Private insurers won't carry it for the same reason they won't insure homes built on Navy bombing ranges. They don't believe barrier islands, mangrove swamps, and low-lying beaches are sensible places to build, particularly now that hurricane seasons are turning nastier. See, scientists have discovered that the East Coast experiences 25- to 45-year storm cycles. And we're in a new one now.
Forty-five years ago, you couldn't get a mortgage for high-risk beachfront building. But then FEMA assumed the risk and the coastal real-estate market boomed.
Ironically, FEMA is best known for post-disaster relief. The whole thing reminds me of those firemen turned arsonists. When they finally got caught, they talked about the rush they got going into the flames to rescue their victims. The one difference of course is our tax-money doesn't buy the arsonists' gas. But it does subsidize the flood insurance.
Trust me, there are more sensible models for living safely by the sea. When Hurricane Opal hit the Florida panhandle in 1995, towns like Destin and Dune-Allen were devastated. But the town of Seaside, 280 old Florida-style frame homes set back behind the dunes, came out unscathed.
Seaside sited its homes behind protective sand dunes. The town also used tough building standards designed to resist whistling winds, sank foundation pilings deep in the ground, and planted lots of native trees and grasses to secure the dunes and buffer the houses.
It used to be that everyone there built well back from the beach, the founding developer of Seaside tells me. That is, before federal flood insurance made stupidity feasible.

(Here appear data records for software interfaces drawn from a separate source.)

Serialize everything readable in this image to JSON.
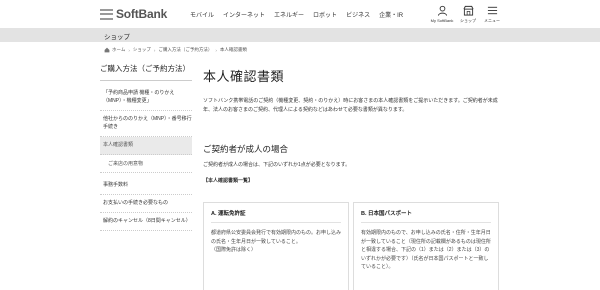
{
  "header": {
    "logo_text": "SoftBank",
    "nav": [
      "モバイル",
      "インターネット",
      "エネルギー",
      "ロボット",
      "ビジネス",
      "企業・IR"
    ],
    "util": [
      {
        "label": "My SoftBank",
        "icon": "user-icon"
      },
      {
        "label": "ショップ",
        "icon": "shop-icon"
      },
      {
        "label": "メニュー",
        "icon": "menu-icon"
      }
    ]
  },
  "category": "ショップ",
  "breadcrumb": [
    "ホーム",
    "ショップ",
    "ご購入方法（ご予約方法）",
    "本人確認書類"
  ],
  "sidebar": {
    "title": "ご購入方法（ご予約方法）",
    "items": [
      {
        "label": "「予約商品申請 機種・のりかえ（MNP）・機種変更」",
        "active": false
      },
      {
        "label": "他社からののりかえ（MNP）・番号移行手続き",
        "active": false
      },
      {
        "label": "本人確認書類",
        "active": true
      }
    ],
    "sub": [
      "ご来店の用意物"
    ],
    "items2": [
      "事務手数料",
      "お支払いの手続き必要なもの",
      "解約のキャンセル（8日間キャンセル）"
    ]
  },
  "main": {
    "title": "本人確認書類",
    "intro": "ソフトバンク携帯電話のご契約（機種変更、契約・のりかえ）時にお客さまの本人確認書類をご提示いただきます。ご契約者が未成年、法人のお客さまのご契約、代理人による契約などはあわせて必要な書類が異なります。",
    "section_title": "ご契約者が成人の場合",
    "section_text": "ご契約者が成人の場合は、下記のいずれか1点が必要となります。",
    "docs_label": "【本人確認書類一覧】",
    "cards": [
      {
        "title": "A. 運転免許証",
        "body": "都道府県公安委員会発行で有効期限内のもの。お申し込みの氏名・生年月日が一致していること。",
        "note": "（国際免許は除く）"
      },
      {
        "title": "B. 日本国パスポート",
        "body": "有効期限内のもので、お申し込みの氏名・住所・生年月日が一致していること（現住所の記載欄があるものは現住所と相違する場合、下記の（1）または（2）または（3）のいずれかが必要です）（氏名が日本国パスポートと一致していること）。",
        "note": ""
      }
    ]
  }
}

David Helvarg is an author and president of the Blue Frontier Campaign. This commentary originally appeared Sept. 19 on Marketplace (www.marketplace.org), public radio's daily business news program.